VILA NOVA DE GAIA, Portugal – The walk to the Croft Port lodge from The Yeatman, easily the finest hotel in the Porto area and perhaps one of the finest in the world, is all of ten minutes, but it is steep and somewhat treacherous on the slippery cobblestone street that winds its way down to the Douro river.
Not far from the bottom the path to Croft demands a hard left toward the neighboring Sandeman lodge.
As I walked up the rugged stone steps to the Croft entrance, remarkably for the first time, it brought back a memory that still lingers of the 1963 Croft Vintage Port, a legendary wine from a legendary vintage.

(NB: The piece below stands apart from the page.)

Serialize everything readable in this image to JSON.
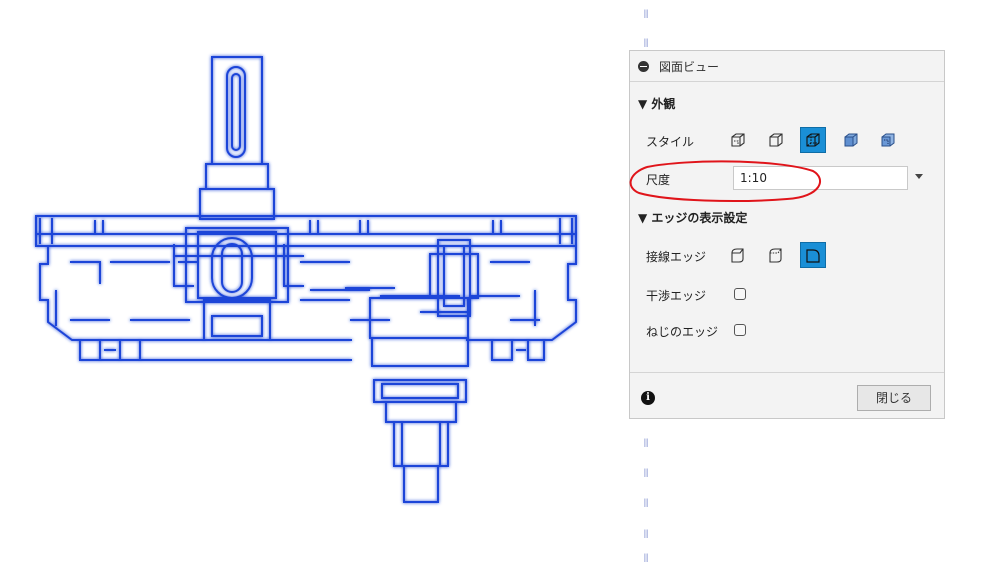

It suddenly occurred to me that my journey had, in reality, started more than 30 years ago when I ordered my first bottle of vintage Port at the late, great Top of the Cove in La Jolla, California.
It would ordinarily be unusual for a lone diner to order an entire bottle of expensive dessert wine, but Top of the Cove’s wine service was well ahead of its time. The sommelier, Thomas Curry, now the proprietor of Temecula Olive Oil Company near San Diego and a good friend ever since my earliest days in La Jolla, noticed I was drooling over the Port section of the Cove’s massive wine list.
The 1963 Croft seemed to be calling my name. Thomas offered an interesting proposition: I could order the wine, open it and have a glass, and the restaurant would then write my name on the bottle, mark the fill-level after one glass had been poured off, and save the open bottle for my next visit, thereby assuring I would return soon.
The year was 1984, about seven years before I launched a career as a wine journalist at The San Diego Union-Tribune. The ’63 Croft was dazzling, as you might imagine, and I made it a point to add several bottles to my growing wine cellar.
Those ’63 Crofts had long been consumed when I made a chance visit to the Croft quinta in the Douro Valley during the 2000 harvest. The purpose of my trip was to visit the two great Port houses, Taylor’s and Fonseca. It so happened that the Taylor-Fonseca group had just purchased Croft, so an impromptu visit was easily arranged.
On the one hand, my heart sank as I saw that Croft had slipped from its once towering pedestal. The lagares had been removed and the condition of the winery was suspect. The infusion of Taylor-Fonseca capital meant both problems would be addressed.
The importance of the lagares, shallow concrete tanks where foot-treading is used to crush the grapes at harvest, was of particular concern to chief winemaker David Guimaraens. At Croft the lagares had been replaced by mechanical treaders. This is common in the industry, but most top Port houses continue to utilize foot-treading for their vintage Ports.
“The difference,” Guimaraens explained at the time, “is the human foot can’t crush the seeds of the grape. So with foot-treading, we don’t extract any of the bitterness or harsh tannin from the seeds.”
In the intervening years I have visited many Port lodges in Vila Nova de Gaia, across the river from Porto. Not until recently, however, had I visited the lodge of my first true love in Port, Croft.
I am happy to report it has prospered under the stewardship of the Taylor-Fonseca group. The lagares were rebuilt and the vintage Ports have regained much of their diminished shine. The current release, the 2011, was superb. The 10-year-old tawny was brilliant, and the 20-year-old tawny a warm, delicious spice bomb.
I even enjoyed the somewhat exotic “Pink” Port, a rose Port that is served chilled, over ice as a cocktail, or even frozen.
The renaissance at Croft also brought a new openness.
“Croft used to be very private,” said Daniel Oliveira, who greeted me on my recent visit. “If you came to the door and knocked, maybe we would answer, maybe we wouldn’t. Maybe we would let you in for a taste, maybe not.
“That all changed with the takeover. The tasting room was built and now we received on average about 90,000 visitors a year.”
With that, I had been reduced to a number. I couldn’t have been more pleased.